Baker, Sarah Catherine. “Basque Folklore in Southeastern Oregon.” Oregon Historical Quarterly (June 1975): 153-74.
Berg, Laura, ed. The First Oregonians. Portland: Oregon Council for the Humanities, 2007.
Bishop, Ellen Morris. In Search of Ancient Oregon: A Geological and Natural History. Portland, Ore.: Timber Press, 2003.
Etulain, Richard. Basques of the Pacific Northwest. Pocatello: Idaho State University Press, 1991.
Hanley, Mike, with Ellis Lucia. Owyhee Trails. Caldwell, ID: The Caxton Printers, Ltd., 1973.
Oregon: End of the Trail. Compiled by the Workers of the Writers’ Program of the Work Projects Administration in the State of Oregon, American Guide Series. Portland: Binford & Mort, 1940. (Revised 1951.)
Peterson, Stacy. "Silas Skinner's Owyhee Toll Road." In Idaho Yesterdays (Spring, 1966), reprinted at: http://www.skinnerfamilynw.org/history/Skinner%20Toll%20Road.htm

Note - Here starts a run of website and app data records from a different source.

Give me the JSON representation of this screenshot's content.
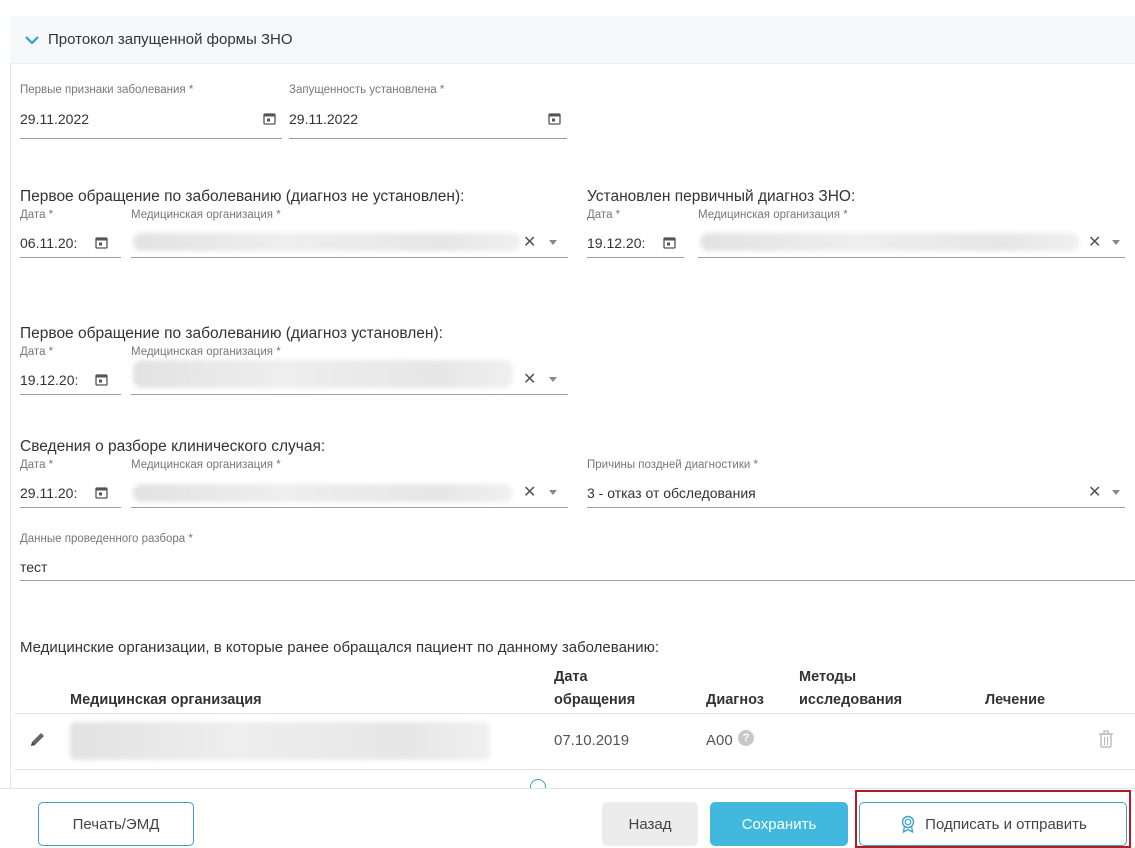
{
  "section": {
    "title": "Протокол запущенной формы ЗНО"
  },
  "first_signs": {
    "label": "Первые признаки заболевания *",
    "value": "29.11.2022"
  },
  "neglect_established": {
    "label": "Запущенность установлена *",
    "value": "29.11.2022"
  },
  "first_visit_no_dx": {
    "title": "Первое обращение по заболеванию (диагноз не установлен):",
    "date_label": "Дата *",
    "date_value": "06.11.20:",
    "org_label": "Медицинская организация *"
  },
  "primary_dx": {
    "title": "Установлен первичный диагноз ЗНО:",
    "date_label": "Дата *",
    "date_value": "19.12.20:",
    "org_label": "Медицинская организация *"
  },
  "first_visit_dx": {
    "title": "Первое обращение по заболеванию (диагноз установлен):",
    "date_label": "Дата *",
    "date_value": "19.12.20:",
    "org_label": "Медицинская организация *"
  },
  "clinical_review": {
    "title": "Сведения о разборе клинического случая:",
    "date_label": "Дата *",
    "date_value": "29.11.20:",
    "org_label": "Медицинская организация *",
    "reason_label": "Причины поздней диагностики *",
    "reason_value": "3 - отказ от обследования"
  },
  "review_data": {
    "label": "Данные проведенного разбора *",
    "value": "тест"
  },
  "table": {
    "title": "Медицинские организации, в которые ранее обращался пациент по данному заболеванию:",
    "headers": {
      "org": "Медицинская организация",
      "date_1": "Дата",
      "date_2": "обращения",
      "diagnosis": "Диагноз",
      "methods_1": "Методы",
      "methods_2": "исследования",
      "treatment": "Лечение"
    },
    "rows": [
      {
        "date": "07.10.2019",
        "diagnosis": "A00"
      }
    ]
  },
  "footer": {
    "print": "Печать/ЭМД",
    "back": "Назад",
    "save": "Сохранить",
    "sign_send": "Подписать и отправить"
  },
  "colors": {
    "accent": "#41b8de",
    "highlight": "#b01d22",
    "chevron": "#2aa0d6"
  },
  "icons": {
    "calendar": "calendar-icon",
    "clear": "close-icon",
    "dropdown": "chevron-down-icon",
    "edit": "pencil-icon",
    "delete": "trash-icon",
    "help": "help-icon",
    "sign": "certificate-icon"
  }
}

“The Skinner Road,” Idaho State Historical Society Reference Series, May 24, 1966.